Top of Record set
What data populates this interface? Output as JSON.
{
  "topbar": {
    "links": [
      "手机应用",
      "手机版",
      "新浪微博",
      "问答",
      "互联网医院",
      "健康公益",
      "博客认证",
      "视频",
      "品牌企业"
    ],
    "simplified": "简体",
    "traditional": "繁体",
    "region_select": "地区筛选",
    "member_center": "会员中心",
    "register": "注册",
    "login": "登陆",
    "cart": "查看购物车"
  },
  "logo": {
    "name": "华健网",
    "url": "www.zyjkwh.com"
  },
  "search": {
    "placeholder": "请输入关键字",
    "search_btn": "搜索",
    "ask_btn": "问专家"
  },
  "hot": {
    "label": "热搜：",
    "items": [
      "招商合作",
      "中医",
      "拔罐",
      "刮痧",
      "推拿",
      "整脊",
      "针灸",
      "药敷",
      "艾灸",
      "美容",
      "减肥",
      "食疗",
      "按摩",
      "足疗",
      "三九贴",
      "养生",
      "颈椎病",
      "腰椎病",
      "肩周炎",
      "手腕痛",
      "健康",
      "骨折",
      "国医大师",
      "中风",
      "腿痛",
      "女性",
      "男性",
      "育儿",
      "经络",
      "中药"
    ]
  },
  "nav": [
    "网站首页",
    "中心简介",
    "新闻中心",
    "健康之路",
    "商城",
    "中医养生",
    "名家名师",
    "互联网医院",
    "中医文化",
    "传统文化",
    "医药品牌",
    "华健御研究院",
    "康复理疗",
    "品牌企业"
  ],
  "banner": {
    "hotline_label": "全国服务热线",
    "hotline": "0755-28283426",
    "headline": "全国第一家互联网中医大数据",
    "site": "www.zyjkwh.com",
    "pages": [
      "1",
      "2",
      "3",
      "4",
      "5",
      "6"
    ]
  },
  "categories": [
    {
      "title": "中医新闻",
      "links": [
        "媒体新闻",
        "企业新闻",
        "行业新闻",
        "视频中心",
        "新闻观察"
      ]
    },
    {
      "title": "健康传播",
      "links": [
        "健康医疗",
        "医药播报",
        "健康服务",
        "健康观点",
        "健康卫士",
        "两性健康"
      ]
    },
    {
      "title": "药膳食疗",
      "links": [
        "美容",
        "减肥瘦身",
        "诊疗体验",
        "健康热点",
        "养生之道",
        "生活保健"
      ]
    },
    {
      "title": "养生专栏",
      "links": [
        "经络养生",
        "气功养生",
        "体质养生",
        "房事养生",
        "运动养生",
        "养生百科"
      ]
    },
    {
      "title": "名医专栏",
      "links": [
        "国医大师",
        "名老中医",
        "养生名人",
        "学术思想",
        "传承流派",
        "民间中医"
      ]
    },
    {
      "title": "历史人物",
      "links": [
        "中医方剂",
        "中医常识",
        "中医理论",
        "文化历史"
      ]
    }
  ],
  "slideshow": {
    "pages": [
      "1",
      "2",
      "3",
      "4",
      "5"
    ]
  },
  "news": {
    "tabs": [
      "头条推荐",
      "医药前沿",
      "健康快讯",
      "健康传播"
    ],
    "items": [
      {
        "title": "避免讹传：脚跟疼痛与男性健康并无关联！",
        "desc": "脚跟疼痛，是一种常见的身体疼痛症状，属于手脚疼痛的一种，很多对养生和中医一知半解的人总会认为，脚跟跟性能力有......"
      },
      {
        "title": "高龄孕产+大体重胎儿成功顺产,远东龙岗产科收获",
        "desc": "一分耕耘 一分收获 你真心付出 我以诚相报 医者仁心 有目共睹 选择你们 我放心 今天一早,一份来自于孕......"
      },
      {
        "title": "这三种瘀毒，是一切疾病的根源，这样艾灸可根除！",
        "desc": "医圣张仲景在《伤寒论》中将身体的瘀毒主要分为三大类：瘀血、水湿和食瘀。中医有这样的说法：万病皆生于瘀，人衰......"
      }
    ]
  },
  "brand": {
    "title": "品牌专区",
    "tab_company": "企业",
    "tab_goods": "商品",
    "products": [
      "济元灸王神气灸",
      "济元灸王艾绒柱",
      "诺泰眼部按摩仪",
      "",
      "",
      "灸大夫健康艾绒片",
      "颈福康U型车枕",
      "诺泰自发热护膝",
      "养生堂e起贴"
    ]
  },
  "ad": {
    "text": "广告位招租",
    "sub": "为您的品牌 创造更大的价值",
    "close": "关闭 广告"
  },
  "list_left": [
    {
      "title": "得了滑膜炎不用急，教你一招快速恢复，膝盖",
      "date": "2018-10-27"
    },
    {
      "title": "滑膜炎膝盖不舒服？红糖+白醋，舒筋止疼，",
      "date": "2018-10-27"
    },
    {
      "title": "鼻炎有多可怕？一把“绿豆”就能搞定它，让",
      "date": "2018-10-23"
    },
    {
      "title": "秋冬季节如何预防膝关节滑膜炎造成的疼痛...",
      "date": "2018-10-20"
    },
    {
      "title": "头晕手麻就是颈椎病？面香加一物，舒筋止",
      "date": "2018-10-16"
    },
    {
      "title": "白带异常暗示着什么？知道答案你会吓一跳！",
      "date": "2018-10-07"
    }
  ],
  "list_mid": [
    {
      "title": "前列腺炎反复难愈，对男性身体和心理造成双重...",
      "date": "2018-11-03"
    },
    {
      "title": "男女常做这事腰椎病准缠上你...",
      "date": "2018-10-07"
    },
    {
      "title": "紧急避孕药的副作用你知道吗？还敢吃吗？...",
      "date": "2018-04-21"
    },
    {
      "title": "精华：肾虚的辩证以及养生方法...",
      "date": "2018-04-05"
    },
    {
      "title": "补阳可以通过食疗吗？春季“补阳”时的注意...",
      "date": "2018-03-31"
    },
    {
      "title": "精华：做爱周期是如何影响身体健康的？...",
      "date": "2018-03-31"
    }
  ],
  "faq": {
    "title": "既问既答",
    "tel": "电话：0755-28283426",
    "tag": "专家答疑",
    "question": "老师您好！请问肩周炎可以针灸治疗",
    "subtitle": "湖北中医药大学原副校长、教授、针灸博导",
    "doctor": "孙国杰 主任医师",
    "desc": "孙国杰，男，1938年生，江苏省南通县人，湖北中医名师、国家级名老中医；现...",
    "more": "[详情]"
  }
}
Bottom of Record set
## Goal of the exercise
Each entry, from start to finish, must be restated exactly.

## Response box
What data populates this interface? Output as JSON.
{
  "topbar": {
    "links": [
      "手机应用",
      "手机版",
      "新浪微博",
      "问答",
      "互联网医院",
      "健康公益",
      "博客认证",
      "视频",
      "品牌企业"
    ],
    "simplified": "简体",
    "traditional": "繁体",
    "region_select": "地区筛选",
    "member_center": "会员中心",
    "register": "注册",
    "login": "登陆",
    "cart": "查看购物车"
  },
  "logo": {
    "name": "华健网",
    "url": "www.zyjkwh.com"
  },
  "search": {
    "placeholder": "请输入关键字",
    "search_btn": "搜索",
    "ask_btn": "问专家"
  },
  "hot": {
    "label": "热搜：",
    "items": [
      "招商合作",
      "中医",
      "拔罐",
      "刮痧",
      "推拿",
      "整脊",
      "针灸",
      "药敷",
      "艾灸",
      "美容",
      "减肥",
      "食疗",
      "按摩",
      "足疗",
      "三九贴",
      "养生",
      "颈椎病",
      "腰椎病",
      "肩周炎",
      "手腕痛",
      "健康",
      "骨折",
      "国医大师",
      "中风",
      "腿痛",
      "女性",
      "男性",
      "育儿",
      "经络",
      "中药"
    ]
  },
  "nav": [
    "网站首页",
    "中心简介",
    "新闻中心",
    "健康之路",
    "商城",
    "中医养生",
    "名家名师",
    "互联网医院",
    "中医文化",
    "传统文化",
    "医药品牌",
    "华健御研究院",
    "康复理疗",
    "品牌企业"
  ],
  "banner": {
    "hotline_label": "全国服务热线",
    "hotline": "0755-28283426",
    "headline": "全国第一家互联网中医大数据",
    "site": "www.zyjkwh.com",
    "pages": [
      "1",
      "2",
      "3",
      "4",
      "5",
      "6"
    ]
  },
  "categories": [
    {
      "title": "中医新闻",
      "links": [
        "媒体新闻",
        "企业新闻",
        "行业新闻",
        "视频中心",
        "新闻观察"
      ]
    },
    {
      "title": "健康传播",
      "links": [
        "健康医疗",
        "医药播报",
        "健康服务",
        "健康观点",
        "健康卫士",
        "两性健康"
      ]
    },
    {
      "title": "药膳食疗",
      "links": [
        "美容",
        "减肥瘦身",
        "诊疗体验",
        "健康热点",
        "养生之道",
        "生活保健"
      ]
    },
    {
      "title": "养生专栏",
      "links": [
        "经络养生",
        "气功养生",
        "体质养生",
        "房事养生",
        "运动养生",
        "养生百科"
      ]
    },
    {
      "title": "名医专栏",
      "links": [
        "国医大师",
        "名老中医",
        "养生名人",
        "学术思想",
        "传承流派",
        "民间中医"
      ]
    },
    {
      "title": "历史人物",
      "links": [
        "中医方剂",
        "中医常识",
        "中医理论",
        "文化历史"
      ]
    }
  ],
  "slideshow": {
    "pages": [
      "1",
      "2",
      "3",
      "4",
      "5"
    ]
  },
  "news": {
    "tabs": [
      "头条推荐",
      "医药前沿",
      "健康快讯",
      "健康传播"
    ],
    "items": [
      {
        "title": "避免讹传：脚跟疼痛与男性健康并无关联！",
        "desc": "脚跟疼痛，是一种常见的身体疼痛症状，属于手脚疼痛的一种，很多对养生和中医一知半解的人总会认为，脚跟跟性能力有......"
      },
      {
        "title": "高龄孕产+大体重胎儿成功顺产,远东龙岗产科收获",
        "desc": "一分耕耘 一分收获 你真心付出 我以诚相报 医者仁心 有目共睹 选择你们 我放心 今天一早,一份来自于孕......"
      },
      {
        "title": "这三种瘀毒，是一切疾病的根源，这样艾灸可根除！",
        "desc": "医圣张仲景在《伤寒论》中将身体的瘀毒主要分为三大类：瘀血、水湿和食瘀。中医有这样的说法：万病皆生于瘀，人衰......"
      }
    ]
  },
  "brand": {
    "title": "品牌专区",
    "tab_company": "企业",
    "tab_goods": "商品",
    "products": [
      "济元灸王神气灸",
      "济元灸王艾绒柱",
      "诺泰眼部按摩仪",
      "",
      "",
      "灸大夫健康艾绒片",
      "颈福康U型车枕",
      "诺泰自发热护膝",
      "养生堂e起贴"
    ]
  },
  "ad": {
    "text": "广告位招租",
    "sub": "为您的品牌 创造更大的价值",
    "close": "关闭 广告"
  },
  "list_left": [
    {
      "title": "得了滑膜炎不用急，教你一招快速恢复，膝盖",
      "date": "2018-10-27"
    },
    {
      "title": "滑膜炎膝盖不舒服？红糖+白醋，舒筋止疼，",
      "date": "2018-10-27"
    },
    {
      "title": "鼻炎有多可怕？一把“绿豆”就能搞定它，让",
      "date": "2018-10-23"
    },
    {
      "title": "秋冬季节如何预防膝关节滑膜炎造成的疼痛...",
      "date": "2018-10-20"
    },
    {
      "title": "头晕手麻就是颈椎病？面香加一物，舒筋止",
      "date": "2018-10-16"
    },
    {
      "title": "白带异常暗示着什么？知道答案你会吓一跳！",
      "date": "2018-10-07"
    }
  ],
  "list_mid": [
    {
      "title": "前列腺炎反复难愈，对男性身体和心理造成双重...",
      "date": "2018-11-03"
    },
    {
      "title": "男女常做这事腰椎病准缠上你...",
      "date": "2018-10-07"
    },
    {
      "title": "紧急避孕药的副作用你知道吗？还敢吃吗？...",
      "date": "2018-04-21"
    },
    {
      "title": "精华：肾虚的辩证以及养生方法...",
      "date": "2018-04-05"
    },
    {
      "title": "补阳可以通过食疗吗？春季“补阳”时的注意...",
      "date": "2018-03-31"
    },
    {
      "title": "精华：做爱周期是如何影响身体健康的？...",
      "date": "2018-03-31"
    }
  ],
  "faq": {
    "title": "既问既答",
    "tel": "电话：0755-28283426",
    "tag": "专家答疑",
    "question": "老师您好！请问肩周炎可以针灸治疗",
    "subtitle": "湖北中医药大学原副校长、教授、针灸博导",
    "doctor": "孙国杰 主任医师",
    "desc": "孙国杰，男，1938年生，江苏省南通县人，湖北中医名师、国家级名老中医；现...",
    "more": "[详情]"
  }
}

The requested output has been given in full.